GIVEN INFORMATION:
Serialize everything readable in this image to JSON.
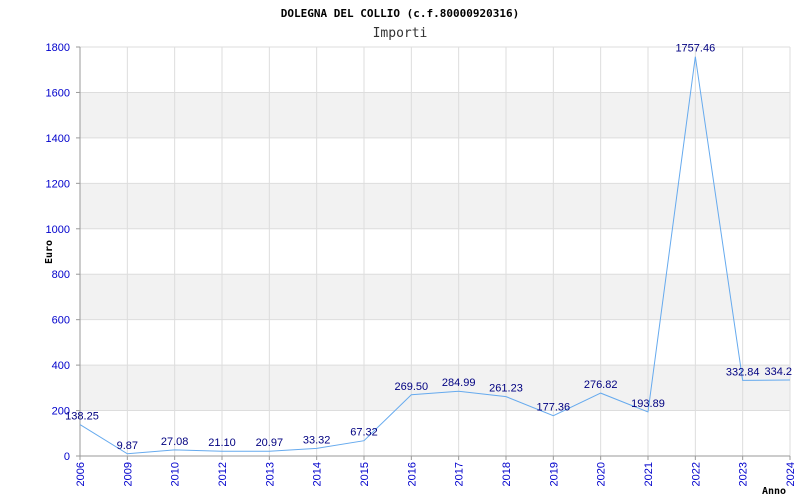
{
  "chart_data": {
    "type": "line",
    "title": "DOLEGNA DEL COLLIO (c.f.80000920316)",
    "subtitle": "Importi",
    "xlabel": "Anno",
    "ylabel": "Euro",
    "ylim": [
      0,
      1800
    ],
    "yticks": [
      "0",
      "200",
      "400",
      "600",
      "800",
      "1000",
      "1200",
      "1400",
      "1600",
      "1800"
    ],
    "grid": true,
    "categories": [
      "2006",
      "2009",
      "2010",
      "2012",
      "2013",
      "2014",
      "2015",
      "2016",
      "2017",
      "2018",
      "2019",
      "2020",
      "2021",
      "2022",
      "2023",
      "2024"
    ],
    "values": [
      138.25,
      9.87,
      27.08,
      21.1,
      20.97,
      33.32,
      67.32,
      269.5,
      284.99,
      261.23,
      177.36,
      276.82,
      193.89,
      1757.46,
      332.84,
      334.2
    ],
    "data_labels": [
      "138.25",
      "9.87",
      "27.08",
      "21.10",
      "20.97",
      "33.32",
      "67.32",
      "269.50",
      "284.99",
      "261.23",
      "177.36",
      "276.82",
      "193.89",
      "1757.46",
      "332.84",
      "334.2"
    ],
    "colors": {
      "line": "#66aaee",
      "band": "#f2f2f2",
      "grid": "#dddddd",
      "axis": "#999999",
      "tick_text": "#0000cc",
      "data_label": "#000080"
    }
  }
}
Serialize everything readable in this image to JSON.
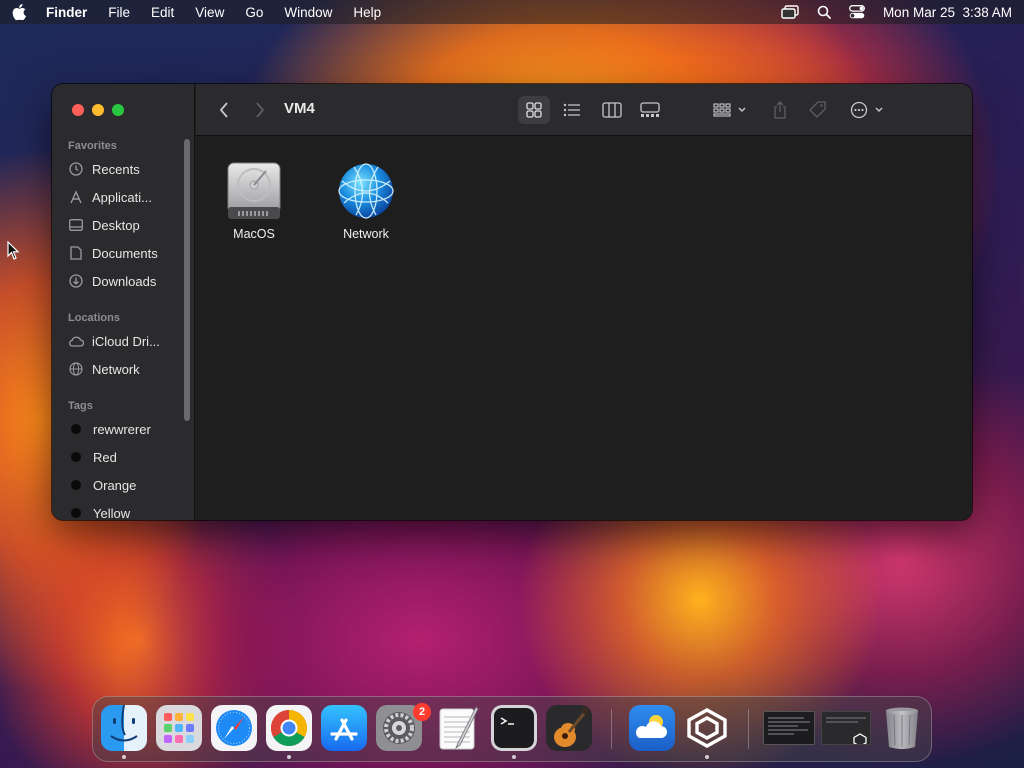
{
  "menubar": {
    "app_name": "Finder",
    "items": [
      "File",
      "Edit",
      "View",
      "Go",
      "Window",
      "Help"
    ],
    "datetime": "Mon Mar 25  3:38 AM"
  },
  "window": {
    "title": "VM4",
    "sidebar": {
      "favorites_label": "Favorites",
      "favorites": [
        "Recents",
        "Applicati...",
        "Desktop",
        "Documents",
        "Downloads"
      ],
      "locations_label": "Locations",
      "locations": [
        "iCloud Dri...",
        "Network"
      ],
      "tags_label": "Tags",
      "tags": [
        "rewwrerer",
        "Red",
        "Orange",
        "Yellow"
      ]
    },
    "files": [
      {
        "name": "MacOS",
        "icon": "hard-drive-icon"
      },
      {
        "name": "Network",
        "icon": "network-globe-icon"
      }
    ]
  },
  "dock": {
    "apps": [
      "Finder",
      "Launchpad",
      "Safari",
      "Google Chrome",
      "App Store",
      "System Settings",
      "TextEdit",
      "Terminal",
      "GarageBand",
      "Weather",
      "Parallels"
    ],
    "system_settings_badge": "2"
  },
  "colors": {
    "close": "#ff5f57",
    "minimize": "#febc2e",
    "maximize": "#28c840",
    "badge": "#ff3b30"
  }
}
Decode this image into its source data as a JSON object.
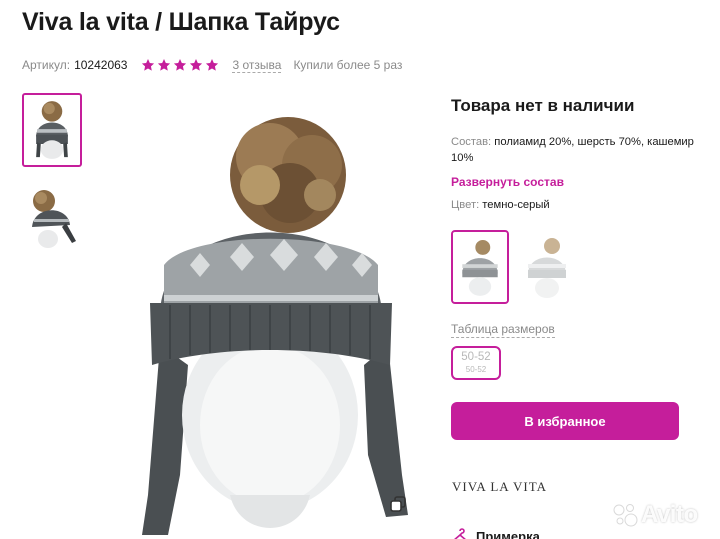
{
  "product": {
    "title": "Viva la vita / Шапка Тайрус",
    "sku_label": "Артикул:",
    "sku": "10242063",
    "rating": 5,
    "reviews": "3 отзыва",
    "bought": "Купили более 5 раз"
  },
  "icons": {
    "star": "star-icon",
    "copy": "copy-icon",
    "hanger": "hanger-icon"
  },
  "availability": "Товара нет в наличии",
  "composition": {
    "label": "Состав:",
    "value": "полиамид 20%, шерсть 70%, кашемир 10%",
    "expand": "Развернуть состав"
  },
  "color": {
    "label": "Цвет:",
    "value": "темно-серый"
  },
  "sizes": {
    "table_link": "Таблица размеров",
    "options": [
      {
        "label": "50-52",
        "sub": "50-52"
      }
    ]
  },
  "favorite_button": "В избранное",
  "brand_logo": "VIVA LA VITA",
  "fitting_label": "Примерка",
  "watermark": "Avito",
  "colors": {
    "accent": "#c51e9b",
    "text": "#1a1a1a",
    "muted": "#8a8a8a"
  }
}
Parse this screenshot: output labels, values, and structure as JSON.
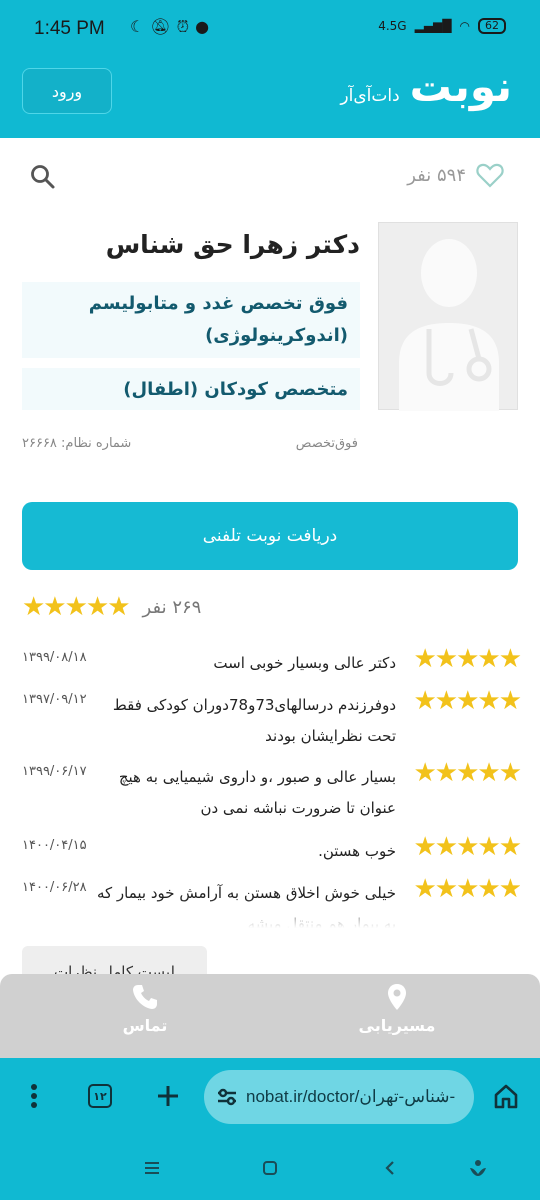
{
  "status_bar": {
    "time": "1:45 PM",
    "network": "4.5G",
    "battery": "62"
  },
  "app_bar": {
    "logo_main": "نوبت",
    "logo_sub": "دات‌آی‌آر",
    "login_label": "ورود"
  },
  "profile": {
    "likes": "۵۹۴ نفر",
    "name": "دکتر زهرا حق شناس",
    "specialties": [
      "فوق تخصص غدد و متابولیسم (اندوکرینولوژی)",
      "متخصص کودکان (اطفال)"
    ],
    "specialty_level": "فوق‌تخصص",
    "registration": "شماره نظام: ۲۶۶۶۸",
    "call_button": "دریافت نوبت تلفنی",
    "rating_count": "۲۶۹ نفر",
    "rating": 5
  },
  "reviews": [
    {
      "text": "دکتر عالی وبسیار خوبی است",
      "date": "۱۳۹۹/۰۸/۱۸",
      "stars": 5
    },
    {
      "text": "دوفرزندم درسالهای73و78دوران کودکی فقط تحت نظرایشان بودند",
      "date": "۱۳۹۷/۰۹/۱۲",
      "stars": 5
    },
    {
      "text": "بسیار عالی و صبور ،و داروی شیمیایی به هیچ عنوان تا ضرورت نباشه نمی دن",
      "date": "۱۳۹۹/۰۶/۱۷",
      "stars": 5
    },
    {
      "text": "خوب هستن.",
      "date": "۱۴۰۰/۰۴/۱۵",
      "stars": 5
    },
    {
      "text": "خیلی خوش اخلاق هستن به آرامش خود بیمار که به بیمار هم منتقل میشه",
      "date": "۱۴۰۰/۰۶/۲۸",
      "stars": 5
    }
  ],
  "all_reviews_label": "لیست کامل نظرات",
  "bottom_nav": {
    "contact": "تماس",
    "route": "مسیریابی"
  },
  "browser": {
    "url": "nobat.ir/doctor/شناس-تهران-",
    "tabs_count": "۱۲"
  },
  "colors": {
    "brand": "#10b9d2",
    "star": "#f2c21b",
    "specialty_text": "#135a6e"
  }
}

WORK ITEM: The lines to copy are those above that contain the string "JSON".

EXERCISE OUTPUT:
Serialize everything readable in this image to JSON.
Serialize everything readable in this image to JSON.
Decode this image into its source data as a JSON object.
Parse this screenshot: output labels, values, and structure as JSON.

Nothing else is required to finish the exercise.